The power outages in Ukraine on 23 December 2015 were a result of cyberattacks at three regional power companies, the US Department of Homeland Security (DHS) revealed recently. The outages affected about 225,000 customers.
Prior to the disclosure made by the US government, Ukraine's energy ministry had said hackers carried out the attack using a Russian-based internet service provider to make calls among themselves. The ministry did not hold the Russian government responsible for the attack.
The DHS said the cyberattack at each of the power distribution companies occurred at intervals of 30 minutes, while affecting multiple central and regional facilities. The malicious operation was conducted by external hackers using either remote administration tools at the operating systems or industrial remote control system (ICS) software through VPN connections. The hackers managed to get access to the credentials prior to the cyberattacks.
The three power companies claim the attackers executed KillDisk malware, which erases selected files on compromised systems and corrupts the master boot record, leaving the system non-functional.
"The actors also rendered Serial-to-Ethernet devices at substations inoperable by corrupting their firmware. In addition, the actors reportedly scheduled disconnects for server Uninterruptable Power Supplies (UPS) via the UPS remote management interface. The team assesses that these actions were done in an attempt to interfere with expected restoration efforts," said the Industrial Control Systems Cyber Emergency Response Team (ICS-CERT).
The power firms said they were infected with BlackEnergy (BE) malware, delivered through phishing emails with Microsoft Office attachments. DHS suspects BE might have been used to gain initial access to get the system credentials.
The investigation was carried out by a team that comprised of representatives from the National Cybersecurity and Communications Integration Center (NCCIC)/ICS-CERT, US Computer Emergency Readiness Team (US-CERT), Department of Energy, Federal Bureau of Investigation and the North American Electric Reliability Corporation, who travelled to Ukraine.

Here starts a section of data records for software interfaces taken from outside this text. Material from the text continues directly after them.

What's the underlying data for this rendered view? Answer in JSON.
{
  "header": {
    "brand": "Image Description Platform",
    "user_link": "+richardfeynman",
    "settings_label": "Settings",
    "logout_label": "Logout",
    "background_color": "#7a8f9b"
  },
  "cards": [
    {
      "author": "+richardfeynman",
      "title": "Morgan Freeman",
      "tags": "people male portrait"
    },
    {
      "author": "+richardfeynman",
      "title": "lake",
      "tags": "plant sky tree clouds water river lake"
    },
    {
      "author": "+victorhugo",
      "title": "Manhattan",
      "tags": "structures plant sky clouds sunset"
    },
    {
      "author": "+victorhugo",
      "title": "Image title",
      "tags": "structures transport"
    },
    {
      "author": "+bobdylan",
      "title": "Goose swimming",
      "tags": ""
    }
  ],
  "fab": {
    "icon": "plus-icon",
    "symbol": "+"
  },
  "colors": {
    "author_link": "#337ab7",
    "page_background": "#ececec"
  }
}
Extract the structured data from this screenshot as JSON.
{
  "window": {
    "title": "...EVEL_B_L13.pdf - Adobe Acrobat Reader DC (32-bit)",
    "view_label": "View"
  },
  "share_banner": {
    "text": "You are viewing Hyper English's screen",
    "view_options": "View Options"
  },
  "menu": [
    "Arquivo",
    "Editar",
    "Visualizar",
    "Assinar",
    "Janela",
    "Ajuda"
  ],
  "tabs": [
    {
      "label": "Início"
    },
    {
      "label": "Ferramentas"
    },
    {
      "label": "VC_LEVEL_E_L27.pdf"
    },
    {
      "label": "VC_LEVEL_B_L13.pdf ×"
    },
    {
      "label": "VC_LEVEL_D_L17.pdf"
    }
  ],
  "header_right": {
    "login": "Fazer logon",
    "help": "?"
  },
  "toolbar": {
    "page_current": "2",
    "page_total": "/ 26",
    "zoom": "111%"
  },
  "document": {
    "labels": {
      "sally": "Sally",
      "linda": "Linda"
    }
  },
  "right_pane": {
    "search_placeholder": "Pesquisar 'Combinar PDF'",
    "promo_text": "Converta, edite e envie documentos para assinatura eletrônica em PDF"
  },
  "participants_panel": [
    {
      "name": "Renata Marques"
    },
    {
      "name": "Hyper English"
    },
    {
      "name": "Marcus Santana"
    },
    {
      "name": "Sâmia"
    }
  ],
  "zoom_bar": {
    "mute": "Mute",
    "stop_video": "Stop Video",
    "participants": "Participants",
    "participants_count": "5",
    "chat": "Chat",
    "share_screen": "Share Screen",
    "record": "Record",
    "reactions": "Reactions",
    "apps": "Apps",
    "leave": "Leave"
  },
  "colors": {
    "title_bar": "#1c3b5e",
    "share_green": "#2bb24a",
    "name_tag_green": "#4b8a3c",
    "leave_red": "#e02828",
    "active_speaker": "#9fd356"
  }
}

The ICS-CERT recommends that companies take defensive measures to withstand any future malicious cyber activities. "Organisations should develop and exercise contingency plans that allow for the safe operation or shutdown of operational processes in the event that their ICS is breached. These plans should include the assumption that the ICS is actively working counter to the safe operation of the process," it suggested.